Hildegard had visions all of her life, but kept them mostly secret until 1141, when one of them caused her to feel she had to write them down. She began seeking, and soon got, the approval of the Church authorities. She ended up writing three visionary works which found readers all over Europe, usually dictating them to her confessor Volmar or her assistant Richardis, both of whom were close friends. Her fame as a visionary spread and she became known as the Sybil on the Rhine.

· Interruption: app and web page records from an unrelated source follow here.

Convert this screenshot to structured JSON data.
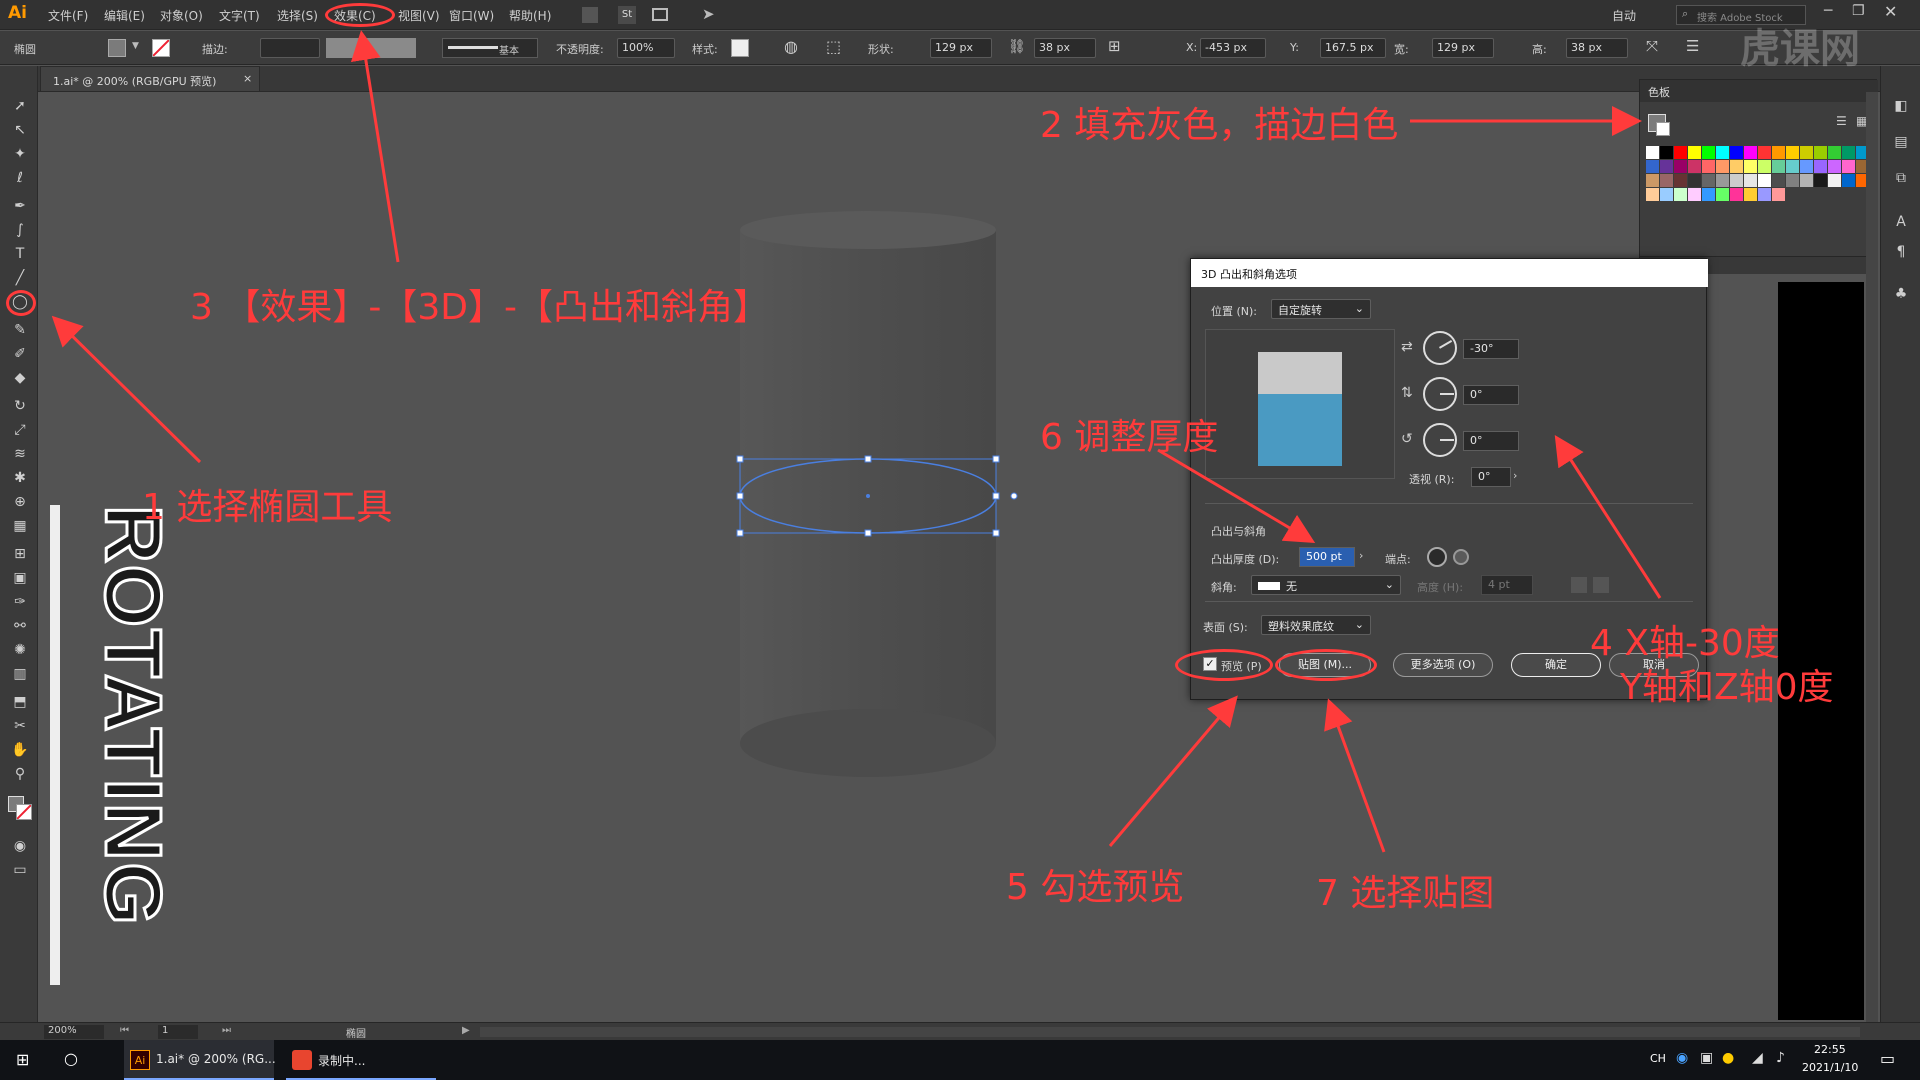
{
  "app": {
    "logo": "Ai"
  },
  "menubar": {
    "items": [
      "文件(F)",
      "编辑(E)",
      "对象(O)",
      "文字(T)",
      "选择(S)",
      "效果(C)",
      "视图(V)",
      "窗口(W)",
      "帮助(H)"
    ],
    "workspace": "自动",
    "search_placeholder": "搜索 Adobe Stock",
    "stock_logo": "St"
  },
  "controlbar": {
    "object_type": "椭圆",
    "stroke_label": "描边:",
    "stroke_style": "基本",
    "opacity_label": "不透明度:",
    "opacity_value": "100%",
    "style_label": "样式:",
    "shape_label": "形状:",
    "shape_w": "129 px",
    "shape_h": "38 px",
    "x_label": "X:",
    "x_value": "-453 px",
    "y_label": "Y:",
    "y_value": "167.5 px",
    "w_label": "宽:",
    "w_value": "129 px",
    "h_label": "高:",
    "h_value": "38 px"
  },
  "document_tab": {
    "title": "1.ai* @ 200% (RGB/GPU 预览)",
    "close": "×"
  },
  "swatches_panel": {
    "title": "色板"
  },
  "canvas": {
    "vertical_text": "ROTATING"
  },
  "dialog": {
    "title": "3D 凸出和斜角选项",
    "position_label": "位置 (N):",
    "position_value": "自定旋转",
    "rot_x": "-30°",
    "rot_y": "0°",
    "rot_z": "0°",
    "perspective_label": "透视 (R):",
    "perspective_value": "0°",
    "extrude_section": "凸出与斜角",
    "depth_label": "凸出厚度 (D):",
    "depth_value": "500 pt",
    "cap_label": "端点:",
    "bevel_label": "斜角:",
    "bevel_value": "无",
    "height_label": "高度 (H):",
    "height_value": "4 pt",
    "surface_label": "表面 (S):",
    "surface_value": "塑料效果底纹",
    "preview_label": "预览 (P)",
    "map_label": "贴图 (M)...",
    "more_label": "更多选项 (O)",
    "ok_label": "确定",
    "cancel_label": "取消"
  },
  "annotations": {
    "a1": "1 选择椭圆工具",
    "a2": "2 填充灰色，描边白色",
    "a3": "3 【效果】-【3D】-【凸出和斜角】",
    "a4_line1": "4 X轴-30度",
    "a4_line2": "Y轴和Z轴0度",
    "a5": "5 勾选预览",
    "a6": "6 调整厚度",
    "a7": "7 选择贴图",
    "color": "#ff3b3b"
  },
  "statusbar": {
    "zoom": "200%",
    "page": "1",
    "tool": "椭圆"
  },
  "taskbar": {
    "app1": "1.ai* @ 200% (RG...",
    "app2": "录制中...",
    "time": "22:55",
    "date": "2021/1/10",
    "ime": "CH"
  },
  "watermark": "虎课网",
  "colors": {
    "bg": "#535353",
    "cylinder": "#4a4a4a",
    "selection": "#4a7fe0",
    "preview_top": "#c9c9c9",
    "preview_front": "#4a9ac2"
  }
}
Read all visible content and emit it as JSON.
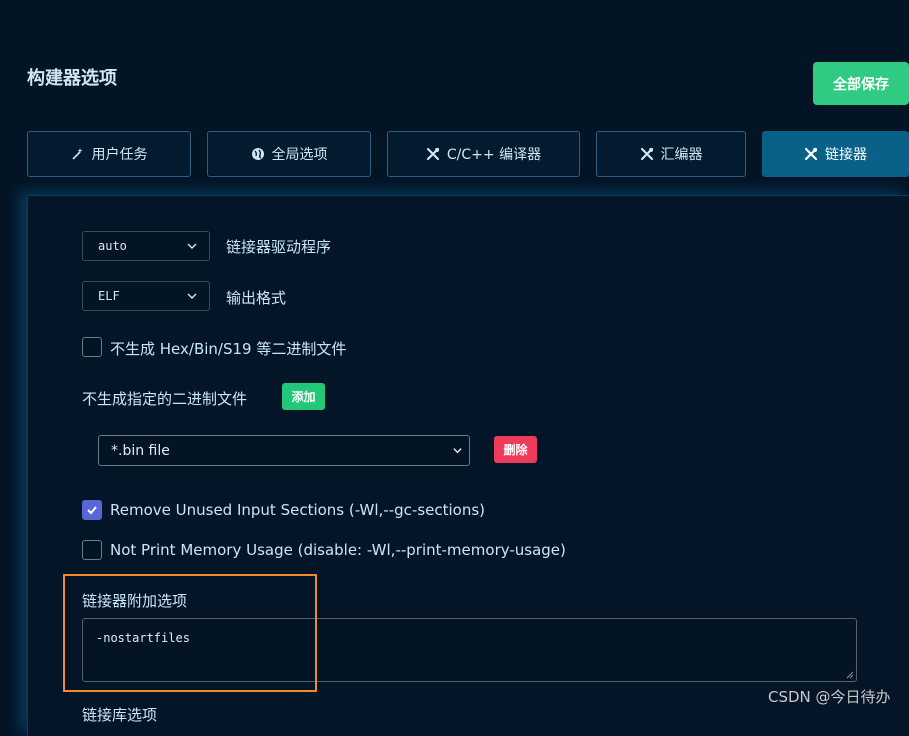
{
  "header": {
    "title": "构建器选项",
    "save_all_label": "全部保存"
  },
  "tabs": [
    {
      "label": "用户任务",
      "icon": "wand-icon"
    },
    {
      "label": "全局选项",
      "icon": "globe-icon"
    },
    {
      "label": "C/C++ 编译器",
      "icon": "tools-icon"
    },
    {
      "label": "汇编器",
      "icon": "tools-icon"
    },
    {
      "label": "链接器",
      "icon": "tools-icon",
      "active": true
    }
  ],
  "linker": {
    "driver_select": {
      "value": "auto",
      "label": "链接器驱动程序"
    },
    "output_format": {
      "value": "ELF",
      "label": "输出格式"
    },
    "no_binary": {
      "checked": false,
      "label": "不生成 Hex/Bin/S19 等二进制文件"
    },
    "excluded_binaries": {
      "label": "不生成指定的二进制文件",
      "add_label": "添加",
      "select_value": "*.bin file",
      "delete_label": "删除"
    },
    "gc_sections": {
      "checked": true,
      "label": "Remove Unused Input Sections (-Wl,--gc-sections)"
    },
    "no_print_memory": {
      "checked": false,
      "label": "Not Print Memory Usage (disable: -Wl,--print-memory-usage)"
    },
    "extra_options": {
      "label": "链接器附加选项",
      "value": "-nostartfiles"
    },
    "next_section_label": "链接库选项"
  },
  "watermark": "CSDN @今日待办"
}
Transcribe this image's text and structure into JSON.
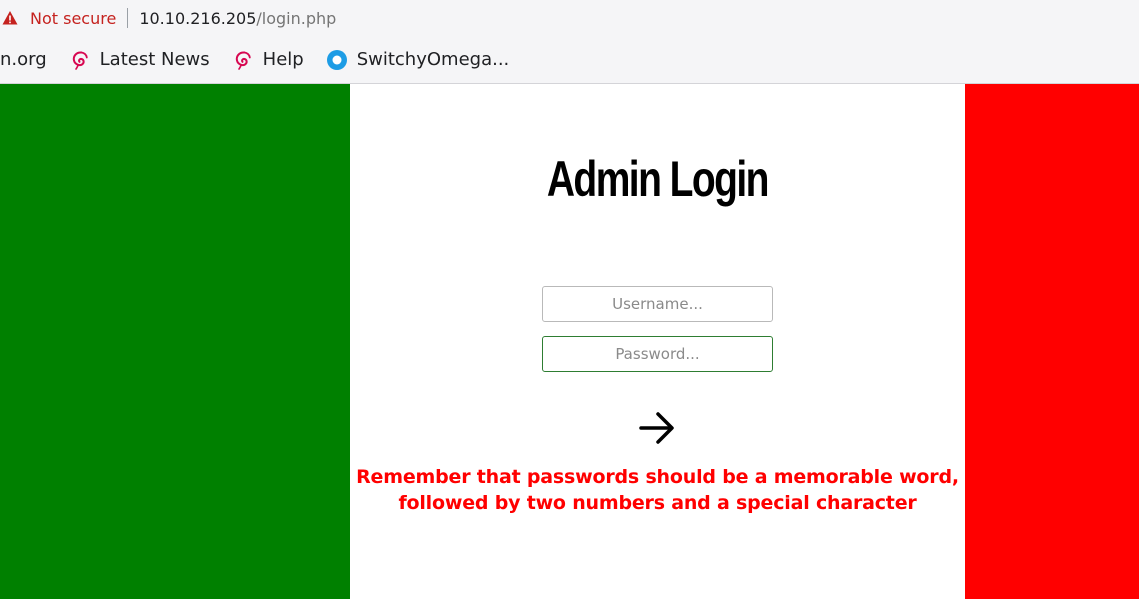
{
  "browser": {
    "security_label": "Not secure",
    "url_host": "10.10.216.205",
    "url_path": "/login.php",
    "bookmarks": [
      {
        "label": "n.org",
        "icon": "none"
      },
      {
        "label": "Latest News",
        "icon": "debian-swirl-icon"
      },
      {
        "label": "Help",
        "icon": "debian-swirl-icon"
      },
      {
        "label": "SwitchyOmega...",
        "icon": "switchyomega-icon"
      }
    ]
  },
  "colors": {
    "left_stripe": "#008000",
    "right_stripe": "#ff0000",
    "center": "#ffffff",
    "hint_text": "#ff0000"
  },
  "login": {
    "title": "Admin Login",
    "username_placeholder": "Username...",
    "password_placeholder": "Password...",
    "submit_icon": "arrow-right-icon",
    "hint": "Remember that passwords should be a memorable word, followed by two numbers and a special character"
  }
}
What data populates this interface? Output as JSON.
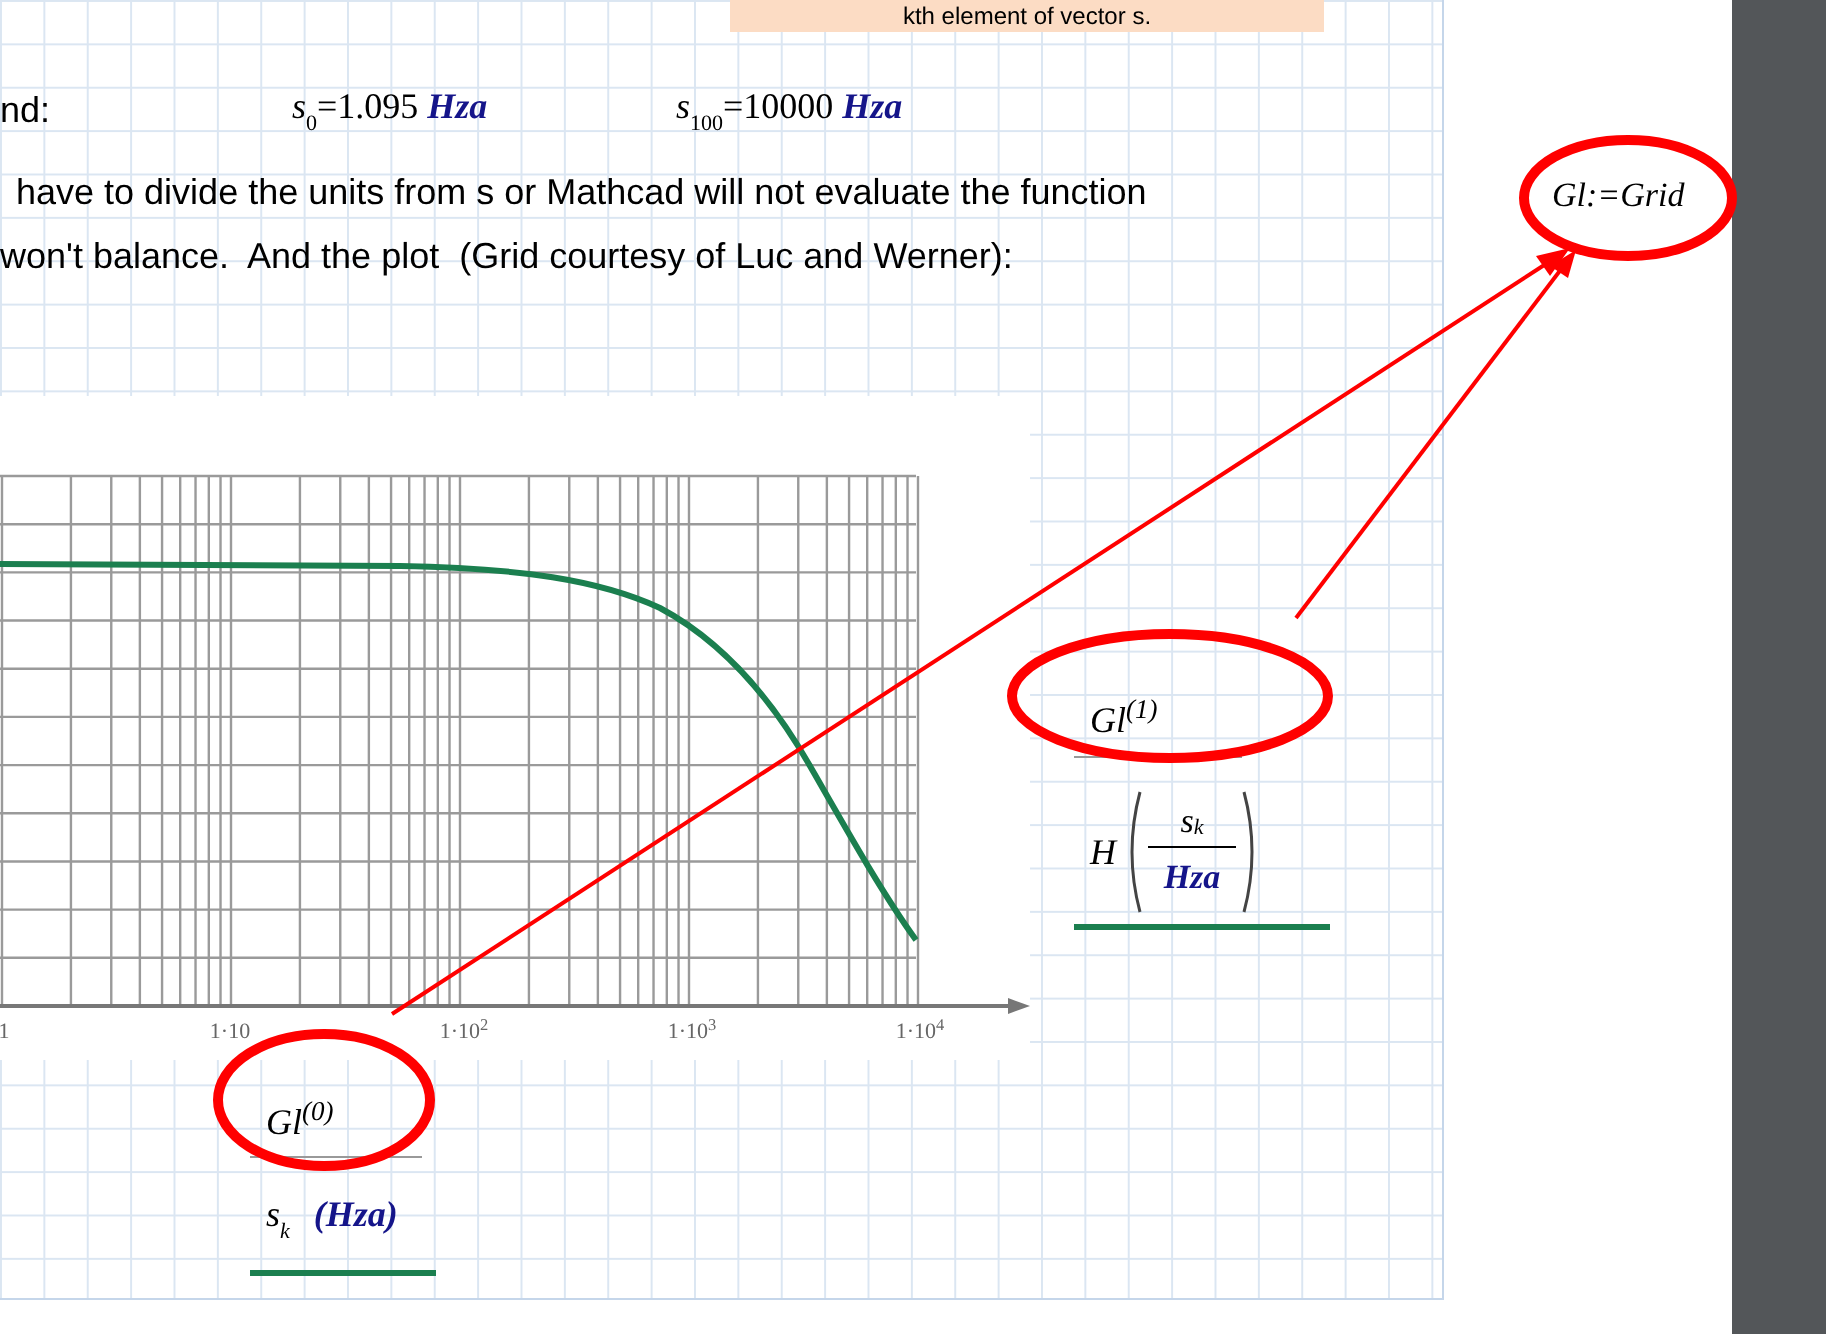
{
  "note": {
    "text": "kth element of vector s."
  },
  "range_line": {
    "label": "nd:",
    "values": [
      {
        "symbol": "s",
        "subscript": "0",
        "equals": "=",
        "value": "1.095",
        "unit": "Hza"
      },
      {
        "symbol": "s",
        "subscript": "100",
        "equals": "=",
        "value": "10000",
        "unit": "Hza"
      }
    ]
  },
  "paragraph": [
    "have to divide the units from s or Mathcad will not evaluate the function",
    "won't balance.  And the plot  (Grid courtesy of Luc and Werner):"
  ],
  "plot": {
    "x_tick_labels": [
      "1",
      "1·10",
      "1·10$^{2}$",
      "1·10$^{3}$",
      "1·10$^{4}$"
    ],
    "grid_label_x": "Gl$^{(0)}$",
    "x_expression": {
      "symbol": "s",
      "subscript": "k",
      "unit": "(Hza)"
    },
    "grid_label_y": "Gl$^{(1)}$",
    "y_expression": {
      "function": "H",
      "numerator": "s",
      "subscript": "k",
      "denominator": "Hza"
    }
  },
  "definition": {
    "text": "Gl:=Grid"
  }
}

She didn’t restrict herself only to visionary works though. She also produced two medical texts, a wide variety of songs, two saints’ lives, and a gospel commentary. She invented both the genre of the morality play and her own language. She is one of the few saints from this period whose Vita includes autobiographical passages. She gave homilies on biblical texts within her own monastery and went on four preaching tours where she preached to mixed audiences of men and women, religious and lay. This was something women in this time simply did not do. But she did it. She also wrote and received letters, almost 400 of which survive. She corresponded with a wide variety of people, from popes and emperors, to bishops, lords, and abbots, to ordinary lay people, answering questions and berating people in power for actions she felt went against God’s will.
After her death, attempts were made to declare her a saint, but due to some bureaucratic mix-ups, the process took long enough that it was eventually dropped. It was only in 2012, 850 years after her death that she was finally officially named Saint and Doctor of the Church.
*A lot of sources imply that she was much younger, around eight, at this point. However, the only two sources to give a definitive date say this happened in 1112, when Hildegard was fourteen. The general assumption now is that she was put under Jutta’s care at age eight and the two were enclosed together six years later.
**Not abbess. As part of a female community attached to an older male community, she could not hold that post since it was already taken by the monks’ abbot. Hildegard never held that title despite presiding over two independent monasteries. This would be used against her several times in her life.
-Flanagan, Sabina. Hildegard of Bingen: a Visionary Life. 1989. (Parts of this book can be found here.)
-Newman, Barbara, ed. Voice of the Living Light: Hildegard of Bingen and Her World. 1998. (Parts of this book can be found here.)
-The Life and Works of Hildegard von Bingen (1098-1179) - Internet History Soucebooks Project
-Saint Hildegard of Bingen (Note: this site has a whole bunch of links to other good sources)